To access the article you must login to your McGill account (or your local institution): Uṣūl al-fiqh.

Walter’s PhD thesis The Dialectical Forge: proto-system juridical disputation in the Kitāb Ikhtilāf al-‘Irāqiyyīn (2 vols.) is freely accessible via McGill’s escholarship platform.

Congratulations, Dr. Young!

Robert Wisnovsky & Institute of Islamic Studies News

Hi friends!

Recently, Dr. Robert Wisnovsky of the IIS of McGill was promoted to full professor and has also been appointed to a James McGill professorship. This is of course wonderful news and a much deserved recognition for his individual achievements, but it also is an important milestone for the Institute for which we can all be proud.

In related news, Dr. Wisnovsky was recently interviewed by the Montreal newspaper, Le Devoir: Humanités 2.0 – Le zéro et l’infini McGill numérise la science et la philosophie islamiques.

In addition, Dr. Wisnovsky has an article in the forthcoming Cambridge University Press publication entitled Interpreting Avicenna Critical Essays.

Many congratulations, Dr. Wisnovsky!

 

 

 

 

 

Dr. Khalid Medani: “Between Grievances and State Violence Sudan’s Youth Movement and Islamist Activism Beyond the “Arab Spring””

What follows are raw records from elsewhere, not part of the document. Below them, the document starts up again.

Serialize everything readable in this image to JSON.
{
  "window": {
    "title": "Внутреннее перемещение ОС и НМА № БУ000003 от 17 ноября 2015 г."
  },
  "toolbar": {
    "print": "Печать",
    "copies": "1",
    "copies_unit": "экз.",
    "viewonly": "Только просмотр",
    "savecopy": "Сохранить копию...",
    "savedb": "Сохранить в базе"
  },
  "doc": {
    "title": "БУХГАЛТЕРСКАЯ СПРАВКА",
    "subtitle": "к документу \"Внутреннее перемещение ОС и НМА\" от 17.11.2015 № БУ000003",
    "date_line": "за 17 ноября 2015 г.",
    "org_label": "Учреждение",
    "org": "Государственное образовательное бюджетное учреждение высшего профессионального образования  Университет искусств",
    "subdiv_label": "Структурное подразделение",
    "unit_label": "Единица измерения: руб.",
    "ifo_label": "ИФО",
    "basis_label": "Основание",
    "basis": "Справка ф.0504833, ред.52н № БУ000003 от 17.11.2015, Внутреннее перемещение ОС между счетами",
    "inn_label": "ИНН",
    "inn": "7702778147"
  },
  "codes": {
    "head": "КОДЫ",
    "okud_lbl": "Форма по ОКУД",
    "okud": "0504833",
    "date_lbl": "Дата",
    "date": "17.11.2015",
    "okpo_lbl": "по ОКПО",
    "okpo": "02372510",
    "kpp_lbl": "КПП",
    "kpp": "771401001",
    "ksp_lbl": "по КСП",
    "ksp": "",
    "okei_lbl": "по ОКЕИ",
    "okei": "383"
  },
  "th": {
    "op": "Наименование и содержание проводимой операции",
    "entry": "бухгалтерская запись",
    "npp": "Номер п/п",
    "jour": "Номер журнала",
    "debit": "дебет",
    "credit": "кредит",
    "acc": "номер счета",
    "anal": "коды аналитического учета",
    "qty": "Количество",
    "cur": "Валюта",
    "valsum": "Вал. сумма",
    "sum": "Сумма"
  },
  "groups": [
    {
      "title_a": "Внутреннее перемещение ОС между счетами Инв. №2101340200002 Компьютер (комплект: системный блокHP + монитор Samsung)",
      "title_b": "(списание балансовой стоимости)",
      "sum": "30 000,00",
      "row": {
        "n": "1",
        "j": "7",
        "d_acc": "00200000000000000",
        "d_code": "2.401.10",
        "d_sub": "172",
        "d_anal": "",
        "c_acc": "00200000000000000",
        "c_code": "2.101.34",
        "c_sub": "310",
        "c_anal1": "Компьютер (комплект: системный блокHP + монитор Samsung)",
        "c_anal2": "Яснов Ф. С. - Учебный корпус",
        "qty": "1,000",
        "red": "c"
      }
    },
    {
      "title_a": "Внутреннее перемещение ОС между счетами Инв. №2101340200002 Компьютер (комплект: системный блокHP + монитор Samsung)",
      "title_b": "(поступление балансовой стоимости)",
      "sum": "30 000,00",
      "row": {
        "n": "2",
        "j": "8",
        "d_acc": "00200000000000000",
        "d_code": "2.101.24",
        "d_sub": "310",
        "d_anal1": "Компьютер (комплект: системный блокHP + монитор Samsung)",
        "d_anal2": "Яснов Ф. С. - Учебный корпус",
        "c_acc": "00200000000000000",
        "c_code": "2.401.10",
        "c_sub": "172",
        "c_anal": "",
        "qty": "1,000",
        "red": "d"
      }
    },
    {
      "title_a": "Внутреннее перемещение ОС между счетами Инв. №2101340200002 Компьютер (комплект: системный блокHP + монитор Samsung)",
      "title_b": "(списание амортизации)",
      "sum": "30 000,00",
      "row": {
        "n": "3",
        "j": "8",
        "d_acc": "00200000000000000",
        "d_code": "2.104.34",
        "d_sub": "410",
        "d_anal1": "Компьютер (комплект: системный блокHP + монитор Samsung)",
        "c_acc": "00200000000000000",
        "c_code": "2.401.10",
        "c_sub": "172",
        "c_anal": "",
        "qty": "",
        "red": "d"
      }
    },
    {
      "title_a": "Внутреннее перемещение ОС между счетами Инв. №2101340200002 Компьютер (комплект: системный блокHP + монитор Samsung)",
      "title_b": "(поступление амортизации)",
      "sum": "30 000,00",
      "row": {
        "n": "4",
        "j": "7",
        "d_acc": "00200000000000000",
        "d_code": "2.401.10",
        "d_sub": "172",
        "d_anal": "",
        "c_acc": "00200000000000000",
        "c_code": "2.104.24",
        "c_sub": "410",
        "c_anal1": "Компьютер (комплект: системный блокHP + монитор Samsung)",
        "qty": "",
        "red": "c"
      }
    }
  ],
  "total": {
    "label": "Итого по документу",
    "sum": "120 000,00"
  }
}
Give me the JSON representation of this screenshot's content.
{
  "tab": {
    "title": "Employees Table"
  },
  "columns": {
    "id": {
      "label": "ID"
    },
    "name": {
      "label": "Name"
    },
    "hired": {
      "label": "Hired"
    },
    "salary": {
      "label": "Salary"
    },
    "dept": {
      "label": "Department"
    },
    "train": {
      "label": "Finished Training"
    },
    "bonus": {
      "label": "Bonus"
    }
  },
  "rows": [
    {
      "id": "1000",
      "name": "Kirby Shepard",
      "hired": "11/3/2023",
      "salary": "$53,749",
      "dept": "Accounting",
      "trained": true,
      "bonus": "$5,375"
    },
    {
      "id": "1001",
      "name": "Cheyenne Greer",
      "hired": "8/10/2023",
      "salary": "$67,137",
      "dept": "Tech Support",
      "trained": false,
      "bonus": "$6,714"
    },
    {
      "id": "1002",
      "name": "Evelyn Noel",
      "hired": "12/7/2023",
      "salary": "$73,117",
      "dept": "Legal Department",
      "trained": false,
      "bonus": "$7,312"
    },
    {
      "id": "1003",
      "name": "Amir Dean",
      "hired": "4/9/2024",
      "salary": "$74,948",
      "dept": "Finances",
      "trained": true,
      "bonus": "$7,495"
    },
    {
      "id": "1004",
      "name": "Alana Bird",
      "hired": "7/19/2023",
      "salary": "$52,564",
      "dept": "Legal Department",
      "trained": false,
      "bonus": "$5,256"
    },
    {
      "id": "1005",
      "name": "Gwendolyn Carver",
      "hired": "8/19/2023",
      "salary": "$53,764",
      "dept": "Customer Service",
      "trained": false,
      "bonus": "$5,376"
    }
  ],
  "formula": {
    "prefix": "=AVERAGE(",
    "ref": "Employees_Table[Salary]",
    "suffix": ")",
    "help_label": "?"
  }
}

Hi friends! This has proven a great week for IIS members: Congratulations to Dr. Khalid Medani on his latest publication in MERIP (Summer 2013). The article is entitled “Between Grievances and State Violence Sudan’s Youth Movement and Islamist Activism Beyond the “Arab Spring”

 

New publication

Hi friends! Dr. Robert Wisnovsky has published a collaborative work with many different colleagues, including McGill’s Dr. Faith Wallis.

“This volume contains case studies that examine how medieval cultures (western European, Arab/Islamic and Jewish) adopted ideas from the past and from each other in fields such as philosophy, literature, religion, and medicine.

In this volume the McGill University Research Group on Transmission, Translation, and Transformation in Medieval Cultures and their collaborators initiate a new reflection on the dynamics involved in receiving texts and ideas from antiquity or from other contemporary cultures. For all their historic specificity, the western European, Arab/Islamic and Jewish civilizations of the Middle Ages were nonetheless co-participants in a complex web of cultural transmission that operated via translation and inevitably involved the transformation of what had been received. This three-fold process is what defines medieval intellectual history. Every act of transmission presumes the existence of some ‘efficient cause’ – a translation, a commentary, a book, a library, etc. Such vehicles of transmission, however, are not passive containers in which cultural products are transported. On the contrary: the vehicles themselves select, shape, and transform the material transmitted, making ancient or alien cultural products usable and attractive in another milieu. The case studies contained in this volume attempt to bring these larger processes into the foreground.  They lay the groundwork for a new intellectual history of medieval civilizations in all their variety, based on the core premise that these shared not only a cultural heritage from antiquity but, more importantly, a broadly comparable ‘operating system’ for engaging with that heritage.  Each was a culture of transmission, claiming ownership over the prestigious knowledge inherited from the past. Each depended on translation. Finally, each transformed what it appropriated.”

Vehicles of Transmission, Translation, and Transformation in Medieval Textual Culture